Tsoknyi Gechak Ling Shedra: A Comprehensive Buddhist Education Program
The Tsoknyi Gechak Ling Shedra provides an extensive course of study in Buddhist philosophy, following the curriculum of Namdroling’s Ngagyur Nyingma Institute. The academic year at Tsoknyi Gechak Ling Shedra runs from the beginning of the second Tibetan month to the end of the eleventh Tibetan month. Currently, the shedra has two class groups. The first group graduated in the spring of 2020, while the second group completed their studies in 2021. This comprehensive programme continues to provide a solid foundation in Buddhist philosophy and practice for future generations of practitioners. The nine-year program covers a wide range of texts and subjects, ensuring a deep and thorough understanding of Buddhist teachings. The curriculum encompasses the following elements:
- Years 1-4: The study of five principal Madhyamaka texts, two Abhidharma texts, three Tibetan language texts, and various supplementary texts.
- Years 5&6: The exploration of Maitreya’s five works, Dharmakirti’s Pramana Vritti, an in-depth analysis of the Six Perfections, emphasising Prajnaparamita (Perfection of Wisdom), and numerous other texts.
- Years 7-9: The Advanced Tantra Course, featuring Guna Prabha’s Vinaya treatise, Guhya Garbha Tantra, works by Longchenpa and Jigmed Lingpa, as well as supplementary Vinaya texts.
Pema Chödrön Drubde: A Three-Year Retreat Facility
The Pema Chödrön Drubde at Tsoknyi Gechak Ling is a three-year retreat facility for the nuns. It provides a space for dedicated practice and spiritual growth. It includes a shrine room and individual rooms for each practitioner. The first group of seven nuns began their retreat in the spring of 2017.
The Trasang: General Community and Heart of Monastic Life
In any monastery or nunnery, the trasang represents the general community and serves as the heart of monastic life. When individuals are accepted into the nunnery, they initially become part of the trasang. Based on factors such as age, prior studies, and experience, they may later choose to join the school, shedra (monastic college), retreat centre, or continue their participation in the Trasang.
The trasang plays a crucial role in managing the daily operations and smooth functioning of the nunnery. Among its many responsibilities are the organisation and performance of daily prayers and pujas (religious ceremonies). The trasang works in collaboration with other divisions of the nunnery, creating a cohesive and supportive spiritual community.

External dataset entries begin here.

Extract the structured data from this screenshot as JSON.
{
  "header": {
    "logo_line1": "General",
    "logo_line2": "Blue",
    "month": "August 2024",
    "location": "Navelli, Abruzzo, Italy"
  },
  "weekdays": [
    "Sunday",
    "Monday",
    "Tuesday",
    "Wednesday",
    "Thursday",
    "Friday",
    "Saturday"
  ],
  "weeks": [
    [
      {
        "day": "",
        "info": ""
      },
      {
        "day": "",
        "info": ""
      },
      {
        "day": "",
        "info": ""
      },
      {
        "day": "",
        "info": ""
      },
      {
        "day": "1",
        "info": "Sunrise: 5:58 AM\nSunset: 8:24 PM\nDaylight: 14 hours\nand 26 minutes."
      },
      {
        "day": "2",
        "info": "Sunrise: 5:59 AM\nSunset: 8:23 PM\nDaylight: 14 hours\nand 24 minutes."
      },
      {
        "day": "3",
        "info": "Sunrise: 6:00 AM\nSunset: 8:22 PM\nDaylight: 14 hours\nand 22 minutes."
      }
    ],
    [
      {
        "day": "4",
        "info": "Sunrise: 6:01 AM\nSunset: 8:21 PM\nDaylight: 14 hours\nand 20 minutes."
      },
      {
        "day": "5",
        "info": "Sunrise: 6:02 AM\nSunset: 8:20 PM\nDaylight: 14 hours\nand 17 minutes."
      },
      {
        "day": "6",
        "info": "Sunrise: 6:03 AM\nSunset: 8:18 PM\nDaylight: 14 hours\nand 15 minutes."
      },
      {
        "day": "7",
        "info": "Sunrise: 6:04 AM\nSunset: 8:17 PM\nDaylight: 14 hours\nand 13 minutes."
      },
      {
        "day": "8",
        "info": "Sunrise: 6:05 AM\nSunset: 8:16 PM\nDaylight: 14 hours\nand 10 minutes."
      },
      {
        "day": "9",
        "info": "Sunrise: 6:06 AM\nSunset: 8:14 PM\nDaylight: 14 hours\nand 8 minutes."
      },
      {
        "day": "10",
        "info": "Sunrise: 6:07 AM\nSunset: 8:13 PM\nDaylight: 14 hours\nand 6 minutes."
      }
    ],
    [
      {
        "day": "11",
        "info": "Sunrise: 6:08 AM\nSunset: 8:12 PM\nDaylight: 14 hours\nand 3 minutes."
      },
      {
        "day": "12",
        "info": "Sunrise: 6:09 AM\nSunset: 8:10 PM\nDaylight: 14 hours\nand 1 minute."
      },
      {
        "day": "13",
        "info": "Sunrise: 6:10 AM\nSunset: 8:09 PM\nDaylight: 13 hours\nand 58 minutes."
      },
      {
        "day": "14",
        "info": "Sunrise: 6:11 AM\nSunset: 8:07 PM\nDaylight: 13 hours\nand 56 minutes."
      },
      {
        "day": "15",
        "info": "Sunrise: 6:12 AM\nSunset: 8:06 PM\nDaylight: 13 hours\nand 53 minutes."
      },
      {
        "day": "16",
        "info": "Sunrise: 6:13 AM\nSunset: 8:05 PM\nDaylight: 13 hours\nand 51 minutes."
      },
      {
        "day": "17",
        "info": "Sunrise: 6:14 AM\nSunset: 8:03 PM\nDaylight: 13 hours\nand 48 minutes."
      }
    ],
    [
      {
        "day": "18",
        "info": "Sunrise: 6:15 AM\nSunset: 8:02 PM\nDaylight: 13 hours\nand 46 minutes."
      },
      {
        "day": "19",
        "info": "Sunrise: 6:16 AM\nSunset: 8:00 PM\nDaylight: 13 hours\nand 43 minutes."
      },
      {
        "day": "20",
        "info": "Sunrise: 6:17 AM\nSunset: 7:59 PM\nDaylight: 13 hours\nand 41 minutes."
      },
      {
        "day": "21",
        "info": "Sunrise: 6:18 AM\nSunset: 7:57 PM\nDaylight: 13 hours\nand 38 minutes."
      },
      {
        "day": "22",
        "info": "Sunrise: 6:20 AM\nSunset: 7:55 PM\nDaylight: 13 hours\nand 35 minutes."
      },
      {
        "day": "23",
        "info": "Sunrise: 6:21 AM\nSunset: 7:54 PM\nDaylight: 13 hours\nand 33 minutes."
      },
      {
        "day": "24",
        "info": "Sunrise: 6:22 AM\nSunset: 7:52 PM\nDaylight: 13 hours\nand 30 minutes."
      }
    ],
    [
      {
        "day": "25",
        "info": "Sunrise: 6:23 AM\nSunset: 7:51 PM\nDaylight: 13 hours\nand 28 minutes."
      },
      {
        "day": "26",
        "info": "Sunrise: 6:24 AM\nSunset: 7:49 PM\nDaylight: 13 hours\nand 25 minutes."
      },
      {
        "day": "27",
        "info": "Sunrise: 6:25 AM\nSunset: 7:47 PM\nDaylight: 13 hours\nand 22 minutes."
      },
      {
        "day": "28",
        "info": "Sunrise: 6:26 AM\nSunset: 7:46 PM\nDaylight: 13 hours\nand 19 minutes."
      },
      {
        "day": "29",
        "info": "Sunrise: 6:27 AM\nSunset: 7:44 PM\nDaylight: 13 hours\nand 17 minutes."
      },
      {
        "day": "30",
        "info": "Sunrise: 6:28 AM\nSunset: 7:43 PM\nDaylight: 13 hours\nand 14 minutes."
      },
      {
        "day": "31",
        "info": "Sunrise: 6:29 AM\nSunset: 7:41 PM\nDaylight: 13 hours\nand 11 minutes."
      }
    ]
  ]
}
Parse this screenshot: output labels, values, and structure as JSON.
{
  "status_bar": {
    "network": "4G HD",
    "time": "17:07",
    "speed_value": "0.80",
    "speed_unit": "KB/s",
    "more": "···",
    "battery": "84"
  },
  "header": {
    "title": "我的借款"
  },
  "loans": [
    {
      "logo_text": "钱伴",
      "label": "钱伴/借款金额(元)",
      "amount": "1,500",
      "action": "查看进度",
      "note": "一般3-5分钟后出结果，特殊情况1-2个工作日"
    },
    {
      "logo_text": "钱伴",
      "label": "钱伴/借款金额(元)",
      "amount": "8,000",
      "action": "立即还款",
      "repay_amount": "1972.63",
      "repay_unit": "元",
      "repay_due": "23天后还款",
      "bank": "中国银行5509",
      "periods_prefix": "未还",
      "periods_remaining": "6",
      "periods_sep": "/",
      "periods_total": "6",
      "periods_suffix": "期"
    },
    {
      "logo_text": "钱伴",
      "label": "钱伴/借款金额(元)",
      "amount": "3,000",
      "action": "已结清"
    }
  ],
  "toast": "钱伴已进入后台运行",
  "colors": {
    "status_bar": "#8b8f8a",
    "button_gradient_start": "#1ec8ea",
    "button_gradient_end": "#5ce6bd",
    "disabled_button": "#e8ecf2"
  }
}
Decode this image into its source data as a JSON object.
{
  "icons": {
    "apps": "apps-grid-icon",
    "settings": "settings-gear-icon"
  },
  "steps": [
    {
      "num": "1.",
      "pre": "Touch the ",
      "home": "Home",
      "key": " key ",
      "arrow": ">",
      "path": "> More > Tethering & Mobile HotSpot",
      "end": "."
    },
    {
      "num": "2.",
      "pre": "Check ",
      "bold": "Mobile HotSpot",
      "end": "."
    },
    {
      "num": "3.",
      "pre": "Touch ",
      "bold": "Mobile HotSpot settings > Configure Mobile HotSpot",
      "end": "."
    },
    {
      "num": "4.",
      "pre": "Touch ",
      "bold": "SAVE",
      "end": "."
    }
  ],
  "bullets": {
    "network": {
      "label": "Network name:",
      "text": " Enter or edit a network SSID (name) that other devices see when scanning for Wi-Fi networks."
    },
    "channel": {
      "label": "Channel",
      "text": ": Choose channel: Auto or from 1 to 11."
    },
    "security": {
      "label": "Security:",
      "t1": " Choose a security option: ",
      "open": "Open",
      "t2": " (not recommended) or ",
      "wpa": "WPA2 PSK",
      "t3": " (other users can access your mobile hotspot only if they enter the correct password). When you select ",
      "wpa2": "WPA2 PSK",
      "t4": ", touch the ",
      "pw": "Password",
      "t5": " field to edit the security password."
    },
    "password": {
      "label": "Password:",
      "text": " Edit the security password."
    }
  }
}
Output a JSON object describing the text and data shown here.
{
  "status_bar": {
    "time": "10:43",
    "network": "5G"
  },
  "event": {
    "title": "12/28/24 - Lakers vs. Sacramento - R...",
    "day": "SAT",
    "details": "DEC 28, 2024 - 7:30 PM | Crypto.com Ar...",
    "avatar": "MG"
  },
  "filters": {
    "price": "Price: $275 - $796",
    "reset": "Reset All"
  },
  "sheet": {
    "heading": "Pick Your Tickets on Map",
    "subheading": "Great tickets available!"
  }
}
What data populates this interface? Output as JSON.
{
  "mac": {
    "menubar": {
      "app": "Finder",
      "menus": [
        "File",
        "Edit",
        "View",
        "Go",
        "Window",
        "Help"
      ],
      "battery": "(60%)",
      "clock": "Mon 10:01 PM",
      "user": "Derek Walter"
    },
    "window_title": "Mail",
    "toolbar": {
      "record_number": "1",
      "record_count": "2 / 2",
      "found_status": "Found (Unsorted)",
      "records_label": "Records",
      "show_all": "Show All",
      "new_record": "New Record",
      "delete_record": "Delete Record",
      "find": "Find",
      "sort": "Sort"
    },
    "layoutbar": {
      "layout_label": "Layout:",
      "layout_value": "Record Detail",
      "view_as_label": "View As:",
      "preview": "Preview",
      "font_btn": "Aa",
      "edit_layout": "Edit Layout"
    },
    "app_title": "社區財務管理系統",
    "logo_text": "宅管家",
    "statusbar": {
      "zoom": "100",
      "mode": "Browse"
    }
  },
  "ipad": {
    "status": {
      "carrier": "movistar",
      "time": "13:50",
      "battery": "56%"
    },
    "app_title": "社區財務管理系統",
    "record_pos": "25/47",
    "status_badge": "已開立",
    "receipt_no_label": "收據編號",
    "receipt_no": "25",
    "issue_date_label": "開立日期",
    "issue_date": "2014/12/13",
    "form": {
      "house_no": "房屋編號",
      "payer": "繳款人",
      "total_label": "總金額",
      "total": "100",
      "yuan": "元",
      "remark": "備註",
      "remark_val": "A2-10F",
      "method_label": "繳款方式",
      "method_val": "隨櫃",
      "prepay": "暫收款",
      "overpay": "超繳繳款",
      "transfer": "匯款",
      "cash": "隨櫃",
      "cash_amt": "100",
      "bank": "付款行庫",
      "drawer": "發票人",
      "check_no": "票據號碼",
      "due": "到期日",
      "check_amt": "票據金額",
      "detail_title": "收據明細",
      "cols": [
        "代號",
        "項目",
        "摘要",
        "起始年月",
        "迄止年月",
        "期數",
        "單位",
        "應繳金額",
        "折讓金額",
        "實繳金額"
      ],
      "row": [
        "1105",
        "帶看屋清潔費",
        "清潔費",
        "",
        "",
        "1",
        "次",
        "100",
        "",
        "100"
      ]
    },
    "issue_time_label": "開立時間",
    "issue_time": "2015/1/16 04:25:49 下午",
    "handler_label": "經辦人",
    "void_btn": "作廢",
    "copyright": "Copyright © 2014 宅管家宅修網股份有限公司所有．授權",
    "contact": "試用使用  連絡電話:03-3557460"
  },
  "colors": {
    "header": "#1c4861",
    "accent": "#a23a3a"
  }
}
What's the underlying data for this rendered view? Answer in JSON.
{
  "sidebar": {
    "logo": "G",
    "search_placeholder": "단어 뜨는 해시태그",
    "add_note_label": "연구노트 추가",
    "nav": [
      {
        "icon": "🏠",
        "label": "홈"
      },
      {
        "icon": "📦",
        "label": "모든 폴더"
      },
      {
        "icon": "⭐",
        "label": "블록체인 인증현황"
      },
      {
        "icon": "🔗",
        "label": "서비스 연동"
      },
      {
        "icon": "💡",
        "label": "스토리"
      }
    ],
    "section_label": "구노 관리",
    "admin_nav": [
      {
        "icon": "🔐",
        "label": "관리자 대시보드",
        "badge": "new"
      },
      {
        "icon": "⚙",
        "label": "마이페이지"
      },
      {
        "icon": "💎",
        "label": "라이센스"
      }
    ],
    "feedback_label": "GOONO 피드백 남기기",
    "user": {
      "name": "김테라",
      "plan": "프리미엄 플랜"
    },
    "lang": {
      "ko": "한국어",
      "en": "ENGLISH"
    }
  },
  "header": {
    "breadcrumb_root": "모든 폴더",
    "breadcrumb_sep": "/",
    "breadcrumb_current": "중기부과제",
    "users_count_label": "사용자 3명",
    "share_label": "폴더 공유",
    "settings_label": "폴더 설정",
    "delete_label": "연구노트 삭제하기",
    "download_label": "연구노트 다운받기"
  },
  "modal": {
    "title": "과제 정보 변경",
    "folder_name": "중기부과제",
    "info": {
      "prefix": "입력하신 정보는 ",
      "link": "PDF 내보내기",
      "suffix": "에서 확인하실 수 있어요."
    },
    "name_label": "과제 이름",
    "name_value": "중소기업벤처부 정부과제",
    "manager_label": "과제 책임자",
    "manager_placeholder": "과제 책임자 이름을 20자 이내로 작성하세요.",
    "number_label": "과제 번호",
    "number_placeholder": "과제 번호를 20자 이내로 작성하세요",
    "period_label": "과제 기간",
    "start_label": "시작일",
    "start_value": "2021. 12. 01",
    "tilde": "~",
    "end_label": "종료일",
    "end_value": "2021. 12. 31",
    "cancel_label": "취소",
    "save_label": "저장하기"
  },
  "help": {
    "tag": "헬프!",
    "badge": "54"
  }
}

Tsoknyi Gechak Ling’s vibrant trasang is composed of various key members, including the Gyeko, who serves as the discipline master, maintaining order and overseeing adherence to monastic rules. The Nyerpa is responsible for managing food supplies and overseeing the kitchen, ensuring that the community’s nutritional needs are met. In addition, several dedicated nuns work diligently to make certain that daily practices are conducted, and prayer requests are completed. These nuns are often assisted by others from the school and shedra, demonstrating the interconnected nature of the different divisions within the nunnery.